◆ **Task directions**
Count the lines in the records beneath this task that contain the string "false", then give the count by itself.

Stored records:
§ §
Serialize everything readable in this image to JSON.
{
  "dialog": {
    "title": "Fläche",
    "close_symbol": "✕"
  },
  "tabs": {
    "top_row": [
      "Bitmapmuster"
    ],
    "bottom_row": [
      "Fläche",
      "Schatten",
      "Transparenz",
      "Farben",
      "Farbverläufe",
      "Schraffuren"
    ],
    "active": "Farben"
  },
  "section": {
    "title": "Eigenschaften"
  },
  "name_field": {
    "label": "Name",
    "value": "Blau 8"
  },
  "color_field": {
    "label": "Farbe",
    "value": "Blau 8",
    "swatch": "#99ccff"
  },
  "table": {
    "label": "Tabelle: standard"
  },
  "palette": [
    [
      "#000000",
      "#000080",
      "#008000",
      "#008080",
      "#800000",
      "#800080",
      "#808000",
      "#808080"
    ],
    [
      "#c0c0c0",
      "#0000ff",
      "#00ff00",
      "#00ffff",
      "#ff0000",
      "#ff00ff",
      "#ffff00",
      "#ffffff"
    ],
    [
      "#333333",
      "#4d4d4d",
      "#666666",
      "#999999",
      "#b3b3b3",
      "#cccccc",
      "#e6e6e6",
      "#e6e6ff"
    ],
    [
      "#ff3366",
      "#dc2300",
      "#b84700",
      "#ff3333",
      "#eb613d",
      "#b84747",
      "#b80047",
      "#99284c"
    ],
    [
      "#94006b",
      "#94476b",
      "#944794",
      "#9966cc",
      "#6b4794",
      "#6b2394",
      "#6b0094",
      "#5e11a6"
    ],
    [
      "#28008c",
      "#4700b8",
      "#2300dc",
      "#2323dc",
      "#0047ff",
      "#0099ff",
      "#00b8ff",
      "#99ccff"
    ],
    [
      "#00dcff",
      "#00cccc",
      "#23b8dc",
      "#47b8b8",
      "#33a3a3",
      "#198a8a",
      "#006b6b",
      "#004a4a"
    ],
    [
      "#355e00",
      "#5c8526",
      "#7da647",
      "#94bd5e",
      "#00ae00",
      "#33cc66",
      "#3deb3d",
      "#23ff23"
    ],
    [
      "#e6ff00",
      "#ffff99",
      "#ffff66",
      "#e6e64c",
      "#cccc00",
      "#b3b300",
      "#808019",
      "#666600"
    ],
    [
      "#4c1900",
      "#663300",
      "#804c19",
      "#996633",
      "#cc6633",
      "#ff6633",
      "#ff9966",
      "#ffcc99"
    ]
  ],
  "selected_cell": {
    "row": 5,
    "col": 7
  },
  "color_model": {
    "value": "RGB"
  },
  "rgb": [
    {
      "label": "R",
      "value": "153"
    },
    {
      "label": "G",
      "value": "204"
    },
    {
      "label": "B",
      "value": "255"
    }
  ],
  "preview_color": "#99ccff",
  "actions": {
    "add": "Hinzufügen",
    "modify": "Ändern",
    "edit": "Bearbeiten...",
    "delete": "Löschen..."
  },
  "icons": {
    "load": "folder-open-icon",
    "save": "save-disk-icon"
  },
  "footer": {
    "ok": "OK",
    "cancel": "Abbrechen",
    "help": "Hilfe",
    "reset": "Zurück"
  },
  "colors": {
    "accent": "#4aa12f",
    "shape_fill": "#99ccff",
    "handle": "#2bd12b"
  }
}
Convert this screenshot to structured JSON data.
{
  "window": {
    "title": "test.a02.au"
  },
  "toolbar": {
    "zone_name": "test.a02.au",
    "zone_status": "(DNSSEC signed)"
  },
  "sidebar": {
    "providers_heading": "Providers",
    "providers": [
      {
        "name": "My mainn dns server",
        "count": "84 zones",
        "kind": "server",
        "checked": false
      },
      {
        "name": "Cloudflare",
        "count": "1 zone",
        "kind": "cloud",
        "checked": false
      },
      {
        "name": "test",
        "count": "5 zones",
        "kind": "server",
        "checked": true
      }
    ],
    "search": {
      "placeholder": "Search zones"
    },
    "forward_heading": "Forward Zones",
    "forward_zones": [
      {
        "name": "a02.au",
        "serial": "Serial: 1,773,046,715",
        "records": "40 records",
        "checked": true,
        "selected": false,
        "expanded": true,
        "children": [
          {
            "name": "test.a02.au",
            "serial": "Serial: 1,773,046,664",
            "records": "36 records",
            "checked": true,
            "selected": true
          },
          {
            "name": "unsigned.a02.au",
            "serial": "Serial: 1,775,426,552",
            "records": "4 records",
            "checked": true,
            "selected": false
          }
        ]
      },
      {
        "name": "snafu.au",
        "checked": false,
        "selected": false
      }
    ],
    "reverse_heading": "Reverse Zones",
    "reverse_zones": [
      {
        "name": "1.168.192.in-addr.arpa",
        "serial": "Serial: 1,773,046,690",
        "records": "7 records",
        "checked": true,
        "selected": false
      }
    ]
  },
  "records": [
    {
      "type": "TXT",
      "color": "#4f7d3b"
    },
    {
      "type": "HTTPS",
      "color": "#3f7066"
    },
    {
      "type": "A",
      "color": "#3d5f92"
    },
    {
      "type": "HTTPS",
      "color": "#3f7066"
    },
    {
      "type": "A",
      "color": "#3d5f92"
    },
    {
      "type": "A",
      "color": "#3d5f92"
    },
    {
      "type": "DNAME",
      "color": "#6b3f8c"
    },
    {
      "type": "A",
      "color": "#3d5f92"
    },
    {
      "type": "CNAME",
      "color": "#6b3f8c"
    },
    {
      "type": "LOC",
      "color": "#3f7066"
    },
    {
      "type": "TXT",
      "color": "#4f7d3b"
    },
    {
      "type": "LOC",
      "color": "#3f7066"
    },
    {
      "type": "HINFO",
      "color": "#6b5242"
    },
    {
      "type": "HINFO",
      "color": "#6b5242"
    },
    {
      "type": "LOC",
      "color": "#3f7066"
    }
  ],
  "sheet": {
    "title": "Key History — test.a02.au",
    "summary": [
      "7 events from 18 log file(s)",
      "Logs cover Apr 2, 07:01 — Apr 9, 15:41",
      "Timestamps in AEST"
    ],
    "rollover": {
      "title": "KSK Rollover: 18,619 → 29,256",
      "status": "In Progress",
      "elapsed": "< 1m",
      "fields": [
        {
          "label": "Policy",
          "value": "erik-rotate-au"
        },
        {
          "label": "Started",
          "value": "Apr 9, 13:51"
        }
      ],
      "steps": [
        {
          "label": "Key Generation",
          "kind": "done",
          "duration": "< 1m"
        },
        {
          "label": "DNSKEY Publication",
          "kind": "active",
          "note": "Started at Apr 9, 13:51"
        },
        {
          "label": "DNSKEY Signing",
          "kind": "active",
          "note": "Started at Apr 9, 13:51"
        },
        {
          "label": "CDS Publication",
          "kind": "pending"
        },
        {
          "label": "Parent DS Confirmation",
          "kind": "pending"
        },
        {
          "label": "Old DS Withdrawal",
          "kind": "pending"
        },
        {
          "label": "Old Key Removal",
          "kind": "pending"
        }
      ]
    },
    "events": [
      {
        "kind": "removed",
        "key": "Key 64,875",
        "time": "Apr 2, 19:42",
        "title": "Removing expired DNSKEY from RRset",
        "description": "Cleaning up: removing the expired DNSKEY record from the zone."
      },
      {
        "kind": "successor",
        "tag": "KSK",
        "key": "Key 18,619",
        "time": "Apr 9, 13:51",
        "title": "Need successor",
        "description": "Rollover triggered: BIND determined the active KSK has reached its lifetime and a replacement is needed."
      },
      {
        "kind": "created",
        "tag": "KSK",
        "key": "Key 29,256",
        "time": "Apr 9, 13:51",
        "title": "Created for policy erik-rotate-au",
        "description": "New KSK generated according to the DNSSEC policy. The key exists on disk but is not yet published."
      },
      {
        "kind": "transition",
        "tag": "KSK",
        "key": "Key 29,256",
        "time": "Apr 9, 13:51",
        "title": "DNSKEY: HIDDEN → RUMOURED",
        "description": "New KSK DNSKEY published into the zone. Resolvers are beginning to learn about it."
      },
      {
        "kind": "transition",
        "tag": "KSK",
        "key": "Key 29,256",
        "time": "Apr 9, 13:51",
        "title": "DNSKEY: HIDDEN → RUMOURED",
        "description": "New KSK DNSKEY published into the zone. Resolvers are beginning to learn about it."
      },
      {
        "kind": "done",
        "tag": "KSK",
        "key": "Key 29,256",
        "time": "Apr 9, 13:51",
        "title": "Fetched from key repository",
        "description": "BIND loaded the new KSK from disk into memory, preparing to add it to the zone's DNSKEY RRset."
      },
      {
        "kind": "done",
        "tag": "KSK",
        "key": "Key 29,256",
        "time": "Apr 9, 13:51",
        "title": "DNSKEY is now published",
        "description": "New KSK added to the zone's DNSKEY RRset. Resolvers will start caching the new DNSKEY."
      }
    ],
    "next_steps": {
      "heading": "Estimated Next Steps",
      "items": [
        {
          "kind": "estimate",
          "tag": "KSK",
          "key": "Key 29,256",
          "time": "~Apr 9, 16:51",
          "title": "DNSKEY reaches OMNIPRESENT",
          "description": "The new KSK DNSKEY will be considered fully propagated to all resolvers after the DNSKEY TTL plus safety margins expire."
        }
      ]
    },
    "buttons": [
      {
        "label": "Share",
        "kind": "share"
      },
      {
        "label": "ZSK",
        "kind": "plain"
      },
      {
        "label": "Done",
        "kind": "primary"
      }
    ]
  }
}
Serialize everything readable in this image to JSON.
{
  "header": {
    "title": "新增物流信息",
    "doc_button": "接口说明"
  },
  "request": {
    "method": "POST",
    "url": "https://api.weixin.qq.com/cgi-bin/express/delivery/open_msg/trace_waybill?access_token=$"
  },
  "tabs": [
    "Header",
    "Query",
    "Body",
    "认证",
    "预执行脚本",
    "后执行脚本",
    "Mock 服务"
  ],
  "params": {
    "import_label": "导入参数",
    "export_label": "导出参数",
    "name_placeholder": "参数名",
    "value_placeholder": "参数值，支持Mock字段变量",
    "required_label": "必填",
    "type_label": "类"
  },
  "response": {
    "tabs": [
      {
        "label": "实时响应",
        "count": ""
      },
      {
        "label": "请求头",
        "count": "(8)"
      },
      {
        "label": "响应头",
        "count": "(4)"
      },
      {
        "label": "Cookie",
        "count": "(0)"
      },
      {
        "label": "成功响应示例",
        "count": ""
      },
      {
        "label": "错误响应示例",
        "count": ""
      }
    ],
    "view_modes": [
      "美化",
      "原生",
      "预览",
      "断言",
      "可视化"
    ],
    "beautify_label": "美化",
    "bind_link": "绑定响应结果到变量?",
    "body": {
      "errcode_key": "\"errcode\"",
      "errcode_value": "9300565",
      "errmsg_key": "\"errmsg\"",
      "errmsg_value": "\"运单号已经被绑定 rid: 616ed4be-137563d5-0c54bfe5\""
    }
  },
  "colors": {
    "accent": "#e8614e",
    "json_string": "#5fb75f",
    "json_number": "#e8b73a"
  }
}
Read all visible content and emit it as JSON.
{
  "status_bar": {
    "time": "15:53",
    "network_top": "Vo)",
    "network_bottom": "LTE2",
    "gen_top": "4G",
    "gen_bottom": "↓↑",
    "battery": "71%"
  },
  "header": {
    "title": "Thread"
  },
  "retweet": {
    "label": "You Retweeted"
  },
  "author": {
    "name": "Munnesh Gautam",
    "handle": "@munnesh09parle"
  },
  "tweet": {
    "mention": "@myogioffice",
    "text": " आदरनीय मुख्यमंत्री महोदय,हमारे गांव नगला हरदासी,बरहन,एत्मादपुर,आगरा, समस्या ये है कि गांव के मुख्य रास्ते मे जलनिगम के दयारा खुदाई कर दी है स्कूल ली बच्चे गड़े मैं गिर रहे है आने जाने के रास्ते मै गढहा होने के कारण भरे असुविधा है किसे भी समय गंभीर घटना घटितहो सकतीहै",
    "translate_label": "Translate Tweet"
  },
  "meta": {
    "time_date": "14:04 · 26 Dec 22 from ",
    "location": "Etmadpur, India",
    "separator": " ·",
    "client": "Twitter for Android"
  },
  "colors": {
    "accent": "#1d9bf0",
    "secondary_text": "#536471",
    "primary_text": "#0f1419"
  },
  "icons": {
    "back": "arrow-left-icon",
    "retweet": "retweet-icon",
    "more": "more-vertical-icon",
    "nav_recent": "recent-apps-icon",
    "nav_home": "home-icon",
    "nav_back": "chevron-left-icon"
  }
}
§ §
◆ **Answer space**
7